materials to reflect the increased limits that apply for 2024.

The following table contains the HDHP and HSA limits for 2024 as compared to 2023. It also includes the catch-up
contribution limit that applies to HSA-eligible individuals age 55 and older, which is not adjusted for inflation and stays the
same from year to year.

Summary of Benefits and Coverage

The ACA requires health plans and health insurance issuers to provide an SBC to applicants and enrollees each year at
open enrollment or renewal time. Federal agencies have provided a template for the SBC, which health plans and issuers
are required to use. With this in mind, employers should consider these next steps:

 Include an updated SBC with open enrollment materials.
 Take note that for self-funded plans, the plan administrator is responsible for providing the SBC. For insured plans,
the issuer usually prepares the SBC. If the issuer prepares the SBC, an employer is not required to also prepare an
SBC for the health plan, although the employer may need to distribute the SBC prepared by the issuer.

Medicare Part D Notices

Group health plan sponsors must provide a notice of creditable or non-creditable prescription drug coverage to Medicare
Part D-eligible individuals covered by, or who apply for, prescription drug coverage under the health plan. This creditable
coverage notice alerts the individuals about whether their prescription drug coverage is at least as good as the Medicare
Part D coverage.

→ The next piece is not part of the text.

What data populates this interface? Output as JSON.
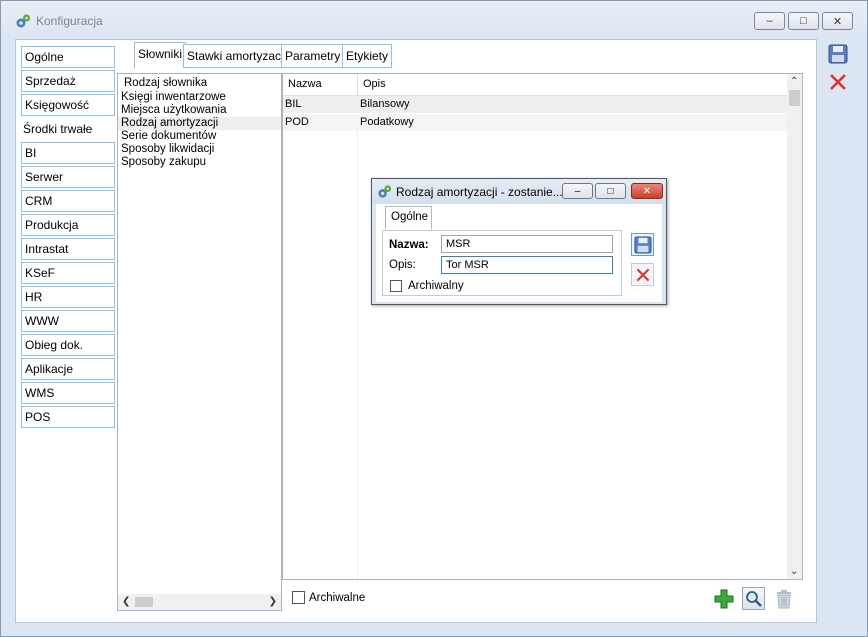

The notice generally must be provided at various times, including when an individual enrolls in the plan
and each year before Oct. 15 (when the Medicare annual open enrollment period begins). Model notices are available on
the Centers for Medicare and Medicaid Services’ website.

Annual CHIP Notices

Group health plans covering residents in a state that provides a premium subsidy to low-income children and their families
to help pay for employer-sponsored coverage must send an annual CHIP notice about the available assistance to all
employees residing in that state. The U.S. Department of Labor (DOL) has provided a model notice.
Initial COBRA Notices
COBRA applies to employers with 20 or more employees who sponsor group health plans. Group health plan
administrators must provide an initial COBRA notice to new participants and certain dependents within 90 days after plan
coverage begins. The initial COBRA notice may be incorporated into the plan’s SPD. A model initial COBRA notice is
available from the DOL.


Plan administrators must provide an SPD to new participants within 90 days after plan coverage begins. Any changes made
to the plan should be reflected in an updated SPD booklet or described to participants through an SMM. Also, an updated
SPD must be furnished every five years if changes are made to SPD information or if the plan is amended. Otherwise, a
new SPD must be provided every 10 years.
Notices of Patient Protections

Under the ACA, group health plans and issuers that require the designation of a participating primary care provider must
permit each participant, beneficiary and enrollee to designate any available participating primary care provider (including
a pediatrician for children). Additionally, plans and issuers that provide obstetrical/gynecological care and require a
designation of a participating primary care provider may not require preauthorization or referral for such care.

Lots of changes this year.     Please call ABM Insurance & Benefit Services at 800-362-2809 to discuss.   If you are not a client and would like to see the services we provide, CLICK HERE

To Download a complete summary –  CLICK HERE